**DIRECTIONS FOR THIS TASK:**
Copy the entries exactly. Leave out any pictures.

Dataset rows for apps and sites:
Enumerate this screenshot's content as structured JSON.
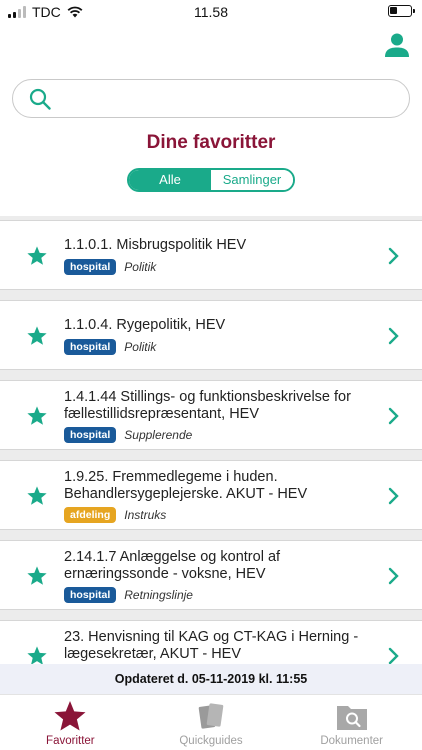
{
  "status_bar": {
    "carrier": "TDC",
    "time": "11.58",
    "battery_level": 0.35
  },
  "search": {
    "placeholder": ""
  },
  "page_title": "Dine favoritter",
  "segment": {
    "options": [
      "Alle",
      "Samlinger"
    ],
    "selected": "Alle"
  },
  "favorites": [
    {
      "title": "1.1.0.1. Misbrugspolitik HEV",
      "tag": "hospital",
      "category": "Politik"
    },
    {
      "title": "1.1.0.4. Rygepolitik, HEV",
      "tag": "hospital",
      "category": "Politik"
    },
    {
      "title": "1.4.1.44 Stillings- og funktionsbeskrivelse for fællestillidsrepræsentant, HEV",
      "tag": "hospital",
      "category": "Supplerende"
    },
    {
      "title": "1.9.25. Fremmedlegeme i huden. Behandlersygeplejerske. AKUT - HEV",
      "tag": "afdeling",
      "category": "Instruks"
    },
    {
      "title": "2.14.1.7 Anlæggelse og kontrol af ernæringssonde - voksne, HEV",
      "tag": "hospital",
      "category": "Retningslinje"
    },
    {
      "title": "23. Henvisning til KAG og CT-KAG i Herning - lægesekretær, AKUT - HEV",
      "tag": "",
      "category": ""
    }
  ],
  "updated_text": "Opdateret d. 05-11-2019 kl. 11:55",
  "tabs": [
    {
      "label": "Favoritter",
      "icon": "star-icon",
      "active": true
    },
    {
      "label": "Quickguides",
      "icon": "quickguides-icon",
      "active": false
    },
    {
      "label": "Dokumenter",
      "icon": "documents-icon",
      "active": false
    }
  ],
  "colors": {
    "accent": "#1aaa8a",
    "title": "#8a1538",
    "hospital_tag": "#1a5a9a",
    "afdeling_tag": "#e6a521"
  }
}
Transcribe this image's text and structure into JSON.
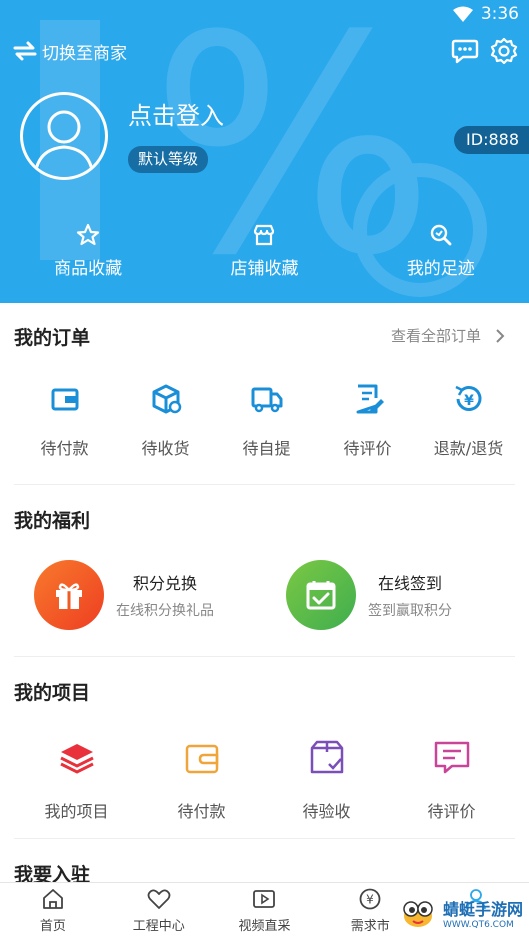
{
  "status_bar": {
    "time": "3:36"
  },
  "header": {
    "switch_label": "切换至商家",
    "login_text": "点击登入",
    "level_badge": "默认等级",
    "id_tag": "ID:888",
    "favorites": [
      {
        "label": "商品收藏",
        "icon": "star-icon"
      },
      {
        "label": "店铺收藏",
        "icon": "store-icon"
      },
      {
        "label": "我的足迹",
        "icon": "footprint-icon"
      }
    ]
  },
  "orders": {
    "title": "我的订单",
    "view_all": "查看全部订单",
    "items": [
      {
        "label": "待付款",
        "icon": "wallet-icon"
      },
      {
        "label": "待收货",
        "icon": "package-icon"
      },
      {
        "label": "待自提",
        "icon": "truck-icon"
      },
      {
        "label": "待评价",
        "icon": "edit-icon"
      },
      {
        "label": "退款/退货",
        "icon": "refund-icon"
      }
    ]
  },
  "benefits": {
    "title": "我的福利",
    "items": [
      {
        "title": "积分兑换",
        "subtitle": "在线积分换礼品",
        "icon": "gift-icon",
        "color": "#f25a24"
      },
      {
        "title": "在线签到",
        "subtitle": "签到赢取积分",
        "icon": "calendar-check-icon",
        "color": "#56b94a"
      }
    ]
  },
  "projects": {
    "title": "我的项目",
    "items": [
      {
        "label": "我的项目",
        "icon": "layers-icon"
      },
      {
        "label": "待付款",
        "icon": "wallet-icon"
      },
      {
        "label": "待验收",
        "icon": "box-check-icon"
      },
      {
        "label": "待评价",
        "icon": "comment-icon"
      }
    ]
  },
  "join": {
    "title": "我要入驻"
  },
  "bottom_nav": [
    {
      "label": "首页",
      "icon": "home-icon"
    },
    {
      "label": "工程中心",
      "icon": "heart-icon"
    },
    {
      "label": "视频直采",
      "icon": "video-icon"
    },
    {
      "label": "需求市",
      "icon": "yuan-icon"
    },
    {
      "label": "",
      "icon": "user-icon"
    }
  ],
  "watermark": {
    "title": "蜻蜓手游网",
    "url": "WWW.QT6.COM"
  },
  "colors": {
    "header": "#2aa8ec",
    "accent": "#1a8fd8",
    "red": "#e8313b",
    "orange": "#f0a53a",
    "purple": "#7a4fb8",
    "pink": "#c9459a"
  }
}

**ANSWER SECTION:**
Enumerate this screenshot's content as structured JSON.
{
  "status_bar": {
    "carrier": "TDC",
    "time": "11.58",
    "battery_level": 0.35
  },
  "search": {
    "placeholder": ""
  },
  "page_title": "Dine favoritter",
  "segment": {
    "options": [
      "Alle",
      "Samlinger"
    ],
    "selected": "Alle"
  },
  "favorites": [
    {
      "title": "1.1.0.1. Misbrugspolitik HEV",
      "tag": "hospital",
      "category": "Politik"
    },
    {
      "title": "1.1.0.4. Rygepolitik, HEV",
      "tag": "hospital",
      "category": "Politik"
    },
    {
      "title": "1.4.1.44 Stillings- og funktionsbeskrivelse for fællestillidsrepræsentant, HEV",
      "tag": "hospital",
      "category": "Supplerende"
    },
    {
      "title": "1.9.25. Fremmedlegeme i huden. Behandlersygeplejerske. AKUT - HEV",
      "tag": "afdeling",
      "category": "Instruks"
    },
    {
      "title": "2.14.1.7 Anlæggelse og kontrol af ernæringssonde - voksne, HEV",
      "tag": "hospital",
      "category": "Retningslinje"
    },
    {
      "title": "23. Henvisning til KAG og CT-KAG i Herning - lægesekretær, AKUT - HEV",
      "tag": "",
      "category": ""
    }
  ],
  "updated_text": "Opdateret d. 05-11-2019 kl. 11:55",
  "tabs": [
    {
      "label": "Favoritter",
      "icon": "star-icon",
      "active": true
    },
    {
      "label": "Quickguides",
      "icon": "quickguides-icon",
      "active": false
    },
    {
      "label": "Dokumenter",
      "icon": "documents-icon",
      "active": false
    }
  ],
  "colors": {
    "accent": "#1aaa8a",
    "title": "#8a1538",
    "hospital_tag": "#1a5a9a",
    "afdeling_tag": "#e6a521"
  }
}
Transcribe this image's text and structure into JSON.
{
  "status_bar": {
    "time": "3:36"
  },
  "header": {
    "switch_label": "切换至商家",
    "login_text": "点击登入",
    "level_badge": "默认等级",
    "id_tag": "ID:888",
    "favorites": [
      {
        "label": "商品收藏",
        "icon": "star-icon"
      },
      {
        "label": "店铺收藏",
        "icon": "store-icon"
      },
      {
        "label": "我的足迹",
        "icon": "footprint-icon"
      }
    ]
  },
  "orders": {
    "title": "我的订单",
    "view_all": "查看全部订单",
    "items": [
      {
        "label": "待付款",
        "icon": "wallet-icon"
      },
      {
        "label": "待收货",
        "icon": "package-icon"
      },
      {
        "label": "待自提",
        "icon": "truck-icon"
      },
      {
        "label": "待评价",
        "icon": "edit-icon"
      },
      {
        "label": "退款/退货",
        "icon": "refund-icon"
      }
    ]
  },
  "benefits": {
    "title": "我的福利",
    "items": [
      {
        "title": "积分兑换",
        "subtitle": "在线积分换礼品",
        "icon": "gift-icon",
        "color": "#f25a24"
      },
      {
        "title": "在线签到",
        "subtitle": "签到赢取积分",
        "icon": "calendar-check-icon",
        "color": "#56b94a"
      }
    ]
  },
  "projects": {
    "title": "我的项目",
    "items": [
      {
        "label": "我的项目",
        "icon": "layers-icon"
      },
      {
        "label": "待付款",
        "icon": "wallet-icon"
      },
      {
        "label": "待验收",
        "icon": "box-check-icon"
      },
      {
        "label": "待评价",
        "icon": "comment-icon"
      }
    ]
  },
  "join": {
    "title": "我要入驻"
  },
  "bottom_nav": [
    {
      "label": "首页",
      "icon": "home-icon"
    },
    {
      "label": "工程中心",
      "icon": "heart-icon"
    },
    {
      "label": "视频直采",
      "icon": "video-icon"
    },
    {
      "label": "需求市",
      "icon": "yuan-icon"
    },
    {
      "label": "",
      "icon": "user-icon"
    }
  ],
  "watermark": {
    "title": "蜻蜓手游网",
    "url": "WWW.QT6.COM"
  },
  "colors": {
    "header": "#2aa8ec",
    "accent": "#1a8fd8",
    "red": "#e8313b",
    "orange": "#f0a53a",
    "purple": "#7a4fb8",
    "pink": "#c9459a"
  }
}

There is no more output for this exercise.